College 529 Savings Plan


One of the most popular college savings vehicles are 529 plans. Many 529 plans offer features that make them a convenient way to save for college, including monthly automatic investment plans and portfolios that automatically rebalance as the beneficiary gets closer to college.

Types of 529 plans

Prepaid plans allow you to prepay all or part of the costs of an in-state public college education, but can also be converted for use at private and out-of-state colleges. The main feature of prepaid plans is that you can lock in college costs at today’s prices and performance is typically tied to tuition inflation rates. There are three types of prepaid plans: contract, unit and voucher. Currently, only 18 states offer 529 prepaid plans and not all types are offered by each state. Educational institutions can offer their own 529 prepaid plan, but the Private College (aka “Independent”) 529 Plan, which is a prepaid plan specifically for private colleges, is the only institution-sponsored 529 plan so far.

Prepaid plans may sound great and aren’t subject to market ups and downs like 529 savings plans, but the reality is that they may not cover all costs when the time comes. While prepaid plans were historically backed by a guarantee from the state, not all are today, since ballooning tuition rates have made it very difficult for some states to keep up. Keep in mind that a state’s guarantee is only as good as its financial stability.

Savings plans work much like a 401K or IRA by investing your contributions in mutual funds or similar investments you choose from a predetermined selection. The money in your account can grow and be withdrawn tax-free if used for qualified higher education expenses, and your account value will go up or down based on the performance of the particular options you select. Nearly every state now offers a 529 savings plan option. Investment options and costs vary by plan.

Benefits include:
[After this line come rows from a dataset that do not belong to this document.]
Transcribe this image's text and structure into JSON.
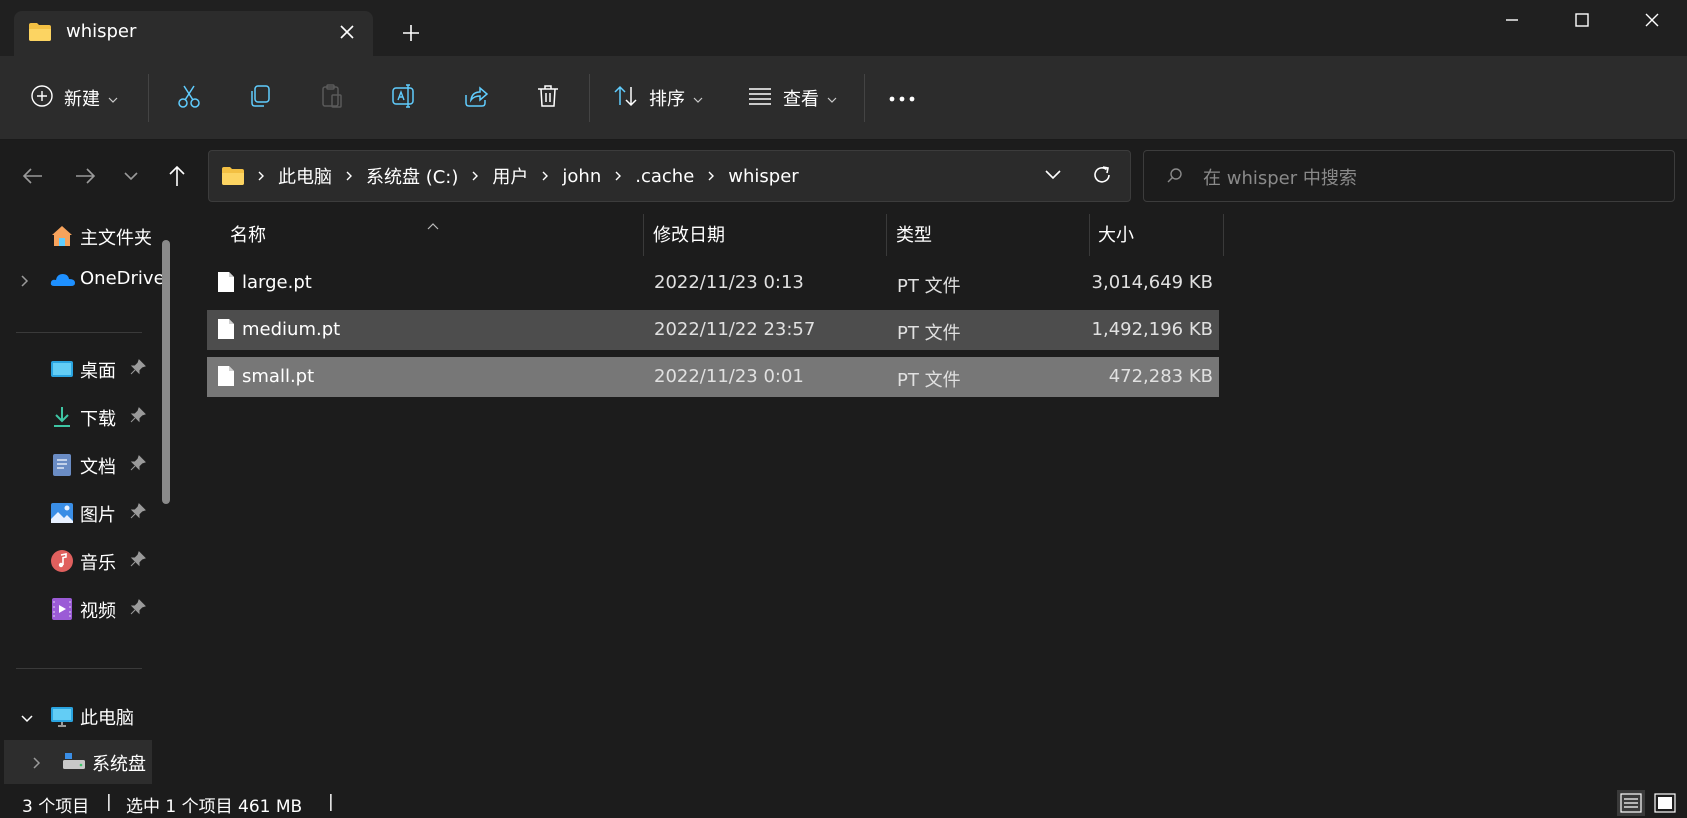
{
  "window": {
    "tab_title": "whisper",
    "tab_close_icon": "close-icon",
    "new_tab_icon": "plus-icon",
    "controls": [
      "minimize-icon",
      "maximize-icon",
      "close-icon"
    ]
  },
  "toolbar": {
    "new_label": "新建",
    "sort_label": "排序",
    "view_label": "查看",
    "actions": [
      "cut-icon",
      "copy-icon",
      "paste-icon",
      "rename-icon",
      "share-icon",
      "delete-icon"
    ],
    "more_icon": "more-icon"
  },
  "address": {
    "crumbs": [
      "此电脑",
      "系统盘 (C:)",
      "用户",
      "john",
      ".cache",
      "whisper"
    ],
    "search_placeholder": "在 whisper 中搜索"
  },
  "sidebar": {
    "items": [
      {
        "label": "主文件夹",
        "icon": "home-icon"
      },
      {
        "label": "OneDrive",
        "icon": "onedrive-icon"
      },
      {
        "label": "桌面",
        "icon": "desktop-icon",
        "pinned": true
      },
      {
        "label": "下载",
        "icon": "download-icon",
        "pinned": true
      },
      {
        "label": "文档",
        "icon": "documents-icon",
        "pinned": true
      },
      {
        "label": "图片",
        "icon": "pictures-icon",
        "pinned": true
      },
      {
        "label": "音乐",
        "icon": "music-icon",
        "pinned": true
      },
      {
        "label": "视频",
        "icon": "videos-icon",
        "pinned": true
      },
      {
        "label": "此电脑",
        "icon": "this-pc-icon"
      },
      {
        "label": "系统盘",
        "icon": "drive-icon"
      }
    ]
  },
  "columns": {
    "name": "名称",
    "date": "修改日期",
    "type": "类型",
    "size": "大小"
  },
  "files": [
    {
      "name": "large.pt",
      "date": "2022/11/23 0:13",
      "type": "PT 文件",
      "size": "3,014,649 KB"
    },
    {
      "name": "medium.pt",
      "date": "2022/11/22 23:57",
      "type": "PT 文件",
      "size": "1,492,196 KB"
    },
    {
      "name": "small.pt",
      "date": "2022/11/23 0:01",
      "type": "PT 文件",
      "size": "472,283 KB"
    }
  ],
  "status": {
    "count": "3 个项目",
    "selection": "选中 1 个项目  461 MB"
  },
  "colors": {
    "background": "#1c1c1c",
    "toolbar": "#2c2c2c",
    "selected_row": "#777777",
    "hover_row": "#4d4d4d",
    "accent": "#60cdff"
  }
}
  • Tax advantages. All 529 plans offer special tax benefits if used for a qualified higher education expense, such as tuition, mandatory fees, supplies, books, and room and board if the beneficiary is enrolled at least half-time. Earnings are free from federal income tax when withdrawn for a qualified higher education expense. Some states provide additional 529 state tax benefits to residents, including state income tax-free earnings for qualified withdrawals and/or state income tax deductions for contributions.
  • Control of Withdrawals. A 529 college savings plan’s beneficiary does not gain control of the money. As the account owner, you will have complete control over withdrawals for the life of the account.
  • Family contributions. Every holiday and birthday becomes an opportunity for family members and friends to contribute to your child’s college education.
  • No income restrictions. There is no income ceiling at which you become ineligible for opening a 529 plan account.
  • Flexibility. Most 529 plans don’t have an age or time limit for withdrawals. However, you can roll over the account to another child in your family or, if you should become unsatisfied with your 529 plan, you can roll it into another state’s plan.

Impact on Financial Aid

Money stored in a 529 plan will impact your federal financial aid package, but not as much as funds stored in some other types of accounts.

When applying for Student Financial Aid (FAFSA), your family’s asset and income information is run through a specific formula to determine your expected family contribution (EFC). EFC represents the amount of money your family is considered to have available to put toward college costs for that year. Higher EFC means less financial need. Assets in a 529 plan are assessed at a maximum rate of 5.64%. This is considerably less than the 20% rate on non-529 assets owned (such as savings accounts, individual securities, investment accounts and traditional IRAs).

How Your Financial Advisor Can Help

With well over a hundred different plans available, it is easy to get confused when searching for a plan of your own. Contact us to find an advisor who can help you evaluate different 529 plans available for you.

Yield to maturity:
Taxable equivalent yield:
*Assuming highest CA tax bracket